Material for this task below:
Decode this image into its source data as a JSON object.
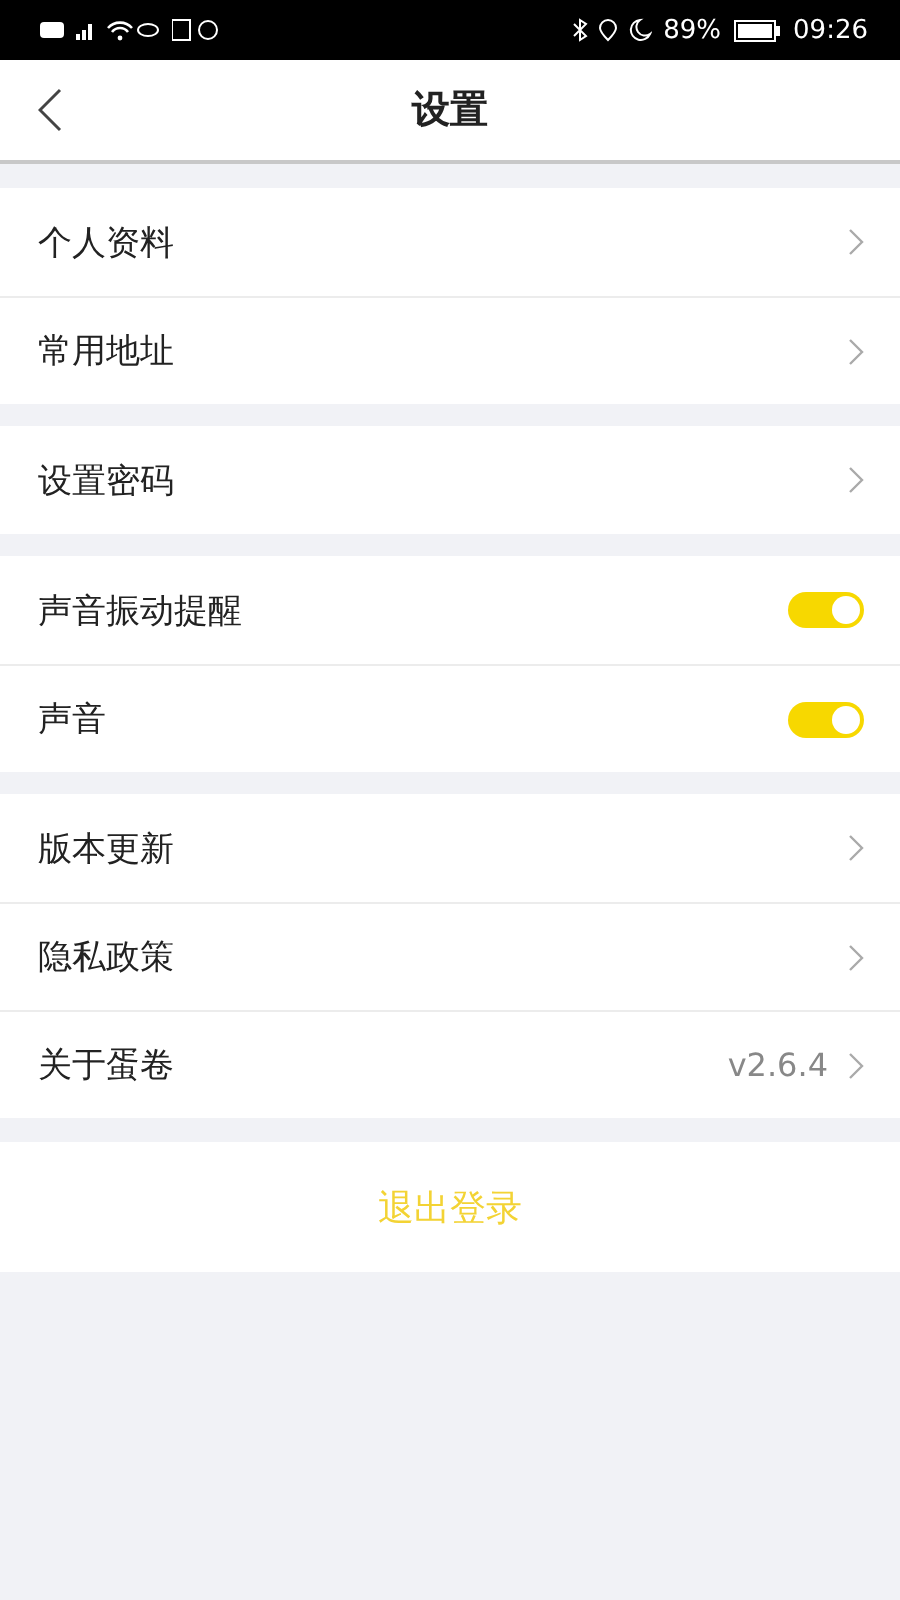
{
  "status_bar": {
    "battery_percent": "89%",
    "time": "09:26"
  },
  "header": {
    "title": "设置"
  },
  "groups": [
    {
      "items": [
        {
          "kind": "link",
          "label": "个人资料"
        },
        {
          "kind": "link",
          "label": "常用地址"
        }
      ]
    },
    {
      "items": [
        {
          "kind": "link",
          "label": "设置密码"
        }
      ]
    },
    {
      "items": [
        {
          "kind": "toggle",
          "label": "声音振动提醒",
          "on": true
        },
        {
          "kind": "toggle",
          "label": "声音",
          "on": true
        }
      ]
    },
    {
      "items": [
        {
          "kind": "link",
          "label": "版本更新"
        },
        {
          "kind": "link",
          "label": "隐私政策"
        },
        {
          "kind": "link",
          "label": "关于蛋卷",
          "value": "v2.6.4"
        }
      ]
    }
  ],
  "logout": {
    "label": "退出登录"
  }
}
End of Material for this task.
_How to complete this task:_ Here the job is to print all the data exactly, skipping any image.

_Task result:_
Decode this image into its source data as a JSON object.
{
  "status_bar": {
    "battery_percent": "89%",
    "time": "09:26"
  },
  "header": {
    "title": "设置"
  },
  "groups": [
    {
      "items": [
        {
          "kind": "link",
          "label": "个人资料"
        },
        {
          "kind": "link",
          "label": "常用地址"
        }
      ]
    },
    {
      "items": [
        {
          "kind": "link",
          "label": "设置密码"
        }
      ]
    },
    {
      "items": [
        {
          "kind": "toggle",
          "label": "声音振动提醒",
          "on": true
        },
        {
          "kind": "toggle",
          "label": "声音",
          "on": true
        }
      ]
    },
    {
      "items": [
        {
          "kind": "link",
          "label": "版本更新"
        },
        {
          "kind": "link",
          "label": "隐私政策"
        },
        {
          "kind": "link",
          "label": "关于蛋卷",
          "value": "v2.6.4"
        }
      ]
    }
  ],
  "logout": {
    "label": "退出登录"
  }
}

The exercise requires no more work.